Opening in the 20s BC, I think, the novel is told by Livia at the end of her life. She begins with the event that shaped her life in many ways: the assassination of Julius Caesar. Her father marries her at 14 to a cousin to ensure his loyalty. And while Livia manages to make her marriage work, she is shocked by the attraction she feels for her family's enemy, Octavius -- Caesar's heir.
As Octavius wages a war of vengeance on those who betrayed his adoptive father, Livia struggles to hide her feelings for him. Still, they marry, under shocking circumstances, and Livia casts her lot with Octavius. As politically minded as he is, they make a powerful couple, and with her increased influence comes, unsurprisingly, controversy!

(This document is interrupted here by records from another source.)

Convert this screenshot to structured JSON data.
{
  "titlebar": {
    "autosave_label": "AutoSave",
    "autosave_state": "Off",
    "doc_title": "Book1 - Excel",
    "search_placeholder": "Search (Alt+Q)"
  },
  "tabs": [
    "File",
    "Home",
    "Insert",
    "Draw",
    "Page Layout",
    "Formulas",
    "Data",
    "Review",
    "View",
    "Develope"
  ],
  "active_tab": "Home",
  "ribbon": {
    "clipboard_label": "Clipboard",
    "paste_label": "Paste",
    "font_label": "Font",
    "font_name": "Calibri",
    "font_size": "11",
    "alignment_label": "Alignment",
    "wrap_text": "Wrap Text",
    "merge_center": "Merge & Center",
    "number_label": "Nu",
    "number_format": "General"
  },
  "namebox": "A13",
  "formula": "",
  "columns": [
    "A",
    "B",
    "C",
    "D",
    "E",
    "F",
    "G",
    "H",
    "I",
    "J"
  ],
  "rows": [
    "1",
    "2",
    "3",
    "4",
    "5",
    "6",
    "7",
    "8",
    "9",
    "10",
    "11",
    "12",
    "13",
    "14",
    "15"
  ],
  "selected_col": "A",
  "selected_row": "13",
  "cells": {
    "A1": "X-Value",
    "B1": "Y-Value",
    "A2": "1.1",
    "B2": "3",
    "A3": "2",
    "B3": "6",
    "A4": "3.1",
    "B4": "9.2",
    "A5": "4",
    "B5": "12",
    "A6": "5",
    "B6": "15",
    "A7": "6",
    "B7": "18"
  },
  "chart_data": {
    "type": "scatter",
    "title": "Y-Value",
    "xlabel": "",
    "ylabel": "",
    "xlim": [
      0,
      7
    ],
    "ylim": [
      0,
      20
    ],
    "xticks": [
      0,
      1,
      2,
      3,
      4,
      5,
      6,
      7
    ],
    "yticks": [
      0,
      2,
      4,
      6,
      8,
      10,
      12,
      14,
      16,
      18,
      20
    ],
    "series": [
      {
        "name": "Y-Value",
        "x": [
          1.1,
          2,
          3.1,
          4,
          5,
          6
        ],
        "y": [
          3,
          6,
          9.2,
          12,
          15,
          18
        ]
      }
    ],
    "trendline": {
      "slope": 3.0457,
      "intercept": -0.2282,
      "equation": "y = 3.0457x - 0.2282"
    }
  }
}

In Smith's hands, the complicated (and for me, unfamiliar) world of Roman politics and Octavius' reign becomes intimate, easy to understand, and deeply compelling. The Livia of cruel depravity and malicious machinations isn't seen here; instead, we have a young woman, deeply loyal to Rome and its citizens, passionate about improvement and urging her husband to be his best self.
This novel raced; Livia is a survivor, eyewitness to a tumultuous and violent time in Roman history. While the story isn't heavy with historical detail, there is a sense of place and era there, and Livia is an appealing heroine.
A great read; fans of ancient Rome will want this one, as well as those who are curious about Livia. This has some shocking drama and the promise of romance (without being an out-and-out romance), making it a lovely summer read -- deliciously escapist!
Amy Tan's The Joy Luck Club is turning 25. To celebrate, I'm giving away two copies of this classic novel: one hardcover from Penguin's Drop Caps series and one paperback from their Penguin Classic collection.
Halfway through this volume of short stories -- really wonderful. The second story, 'Reception', featuring a rundown Hanoi hotel and a young man who discovers a water-obsessed woman in one of the rooms, is just gorgeous -- reminiscent of A.S. Byatt. (Byatt's collection, Elementals, comes to mind.) So far, a strong recommendation -- can't wait to finish.
Full review here. Despite being a Josephine fangirl, I know very little about the Bonapartes and was excited to start this novel about the wife of Napoleon's brother Jerome.
Elizabeth 'Betsy' Patterson was a Baltimore belle determined to marry better than a merchant, and she does when she marries dashing, immature Jerome Bonaparte. A teen who plays at war and loves to shop, Betsy very quickly realizes that the great passion Jerome feels for her is little comfort when Napoleon demands he abandon Betsy to marry a princess.
The events of Betsy Patterson's life were all new to me, so I spent a good deal of this novel gasping. It reads fast, very easily, although my e-book had a few frustrating errors ('reigns' for 'reins', that kind of thing). Otherwise, a fun and zippy read about a woman I'm eager to learn more about.
Full review here.
A very fun read -- what if, instead of getting sicker, in February 1821 Napoleon escaped from St. Helena and ended up in New Orleans? He petitions for asylum and promises Americans he wants to be an ordinary citizen. But the lure of empire is too much, and eventually -- humbly -- he accepts the call to liberate Mexico.
Selin's writing style isn't precisely 19th century but has some of that philosophical wordiness I associate with the era, and made the novel read delightfully. I found the situations felt rather credible, save for the inevitable meeting of Napoleon and Marie Laveau, but that didn't detract from my enjoyment.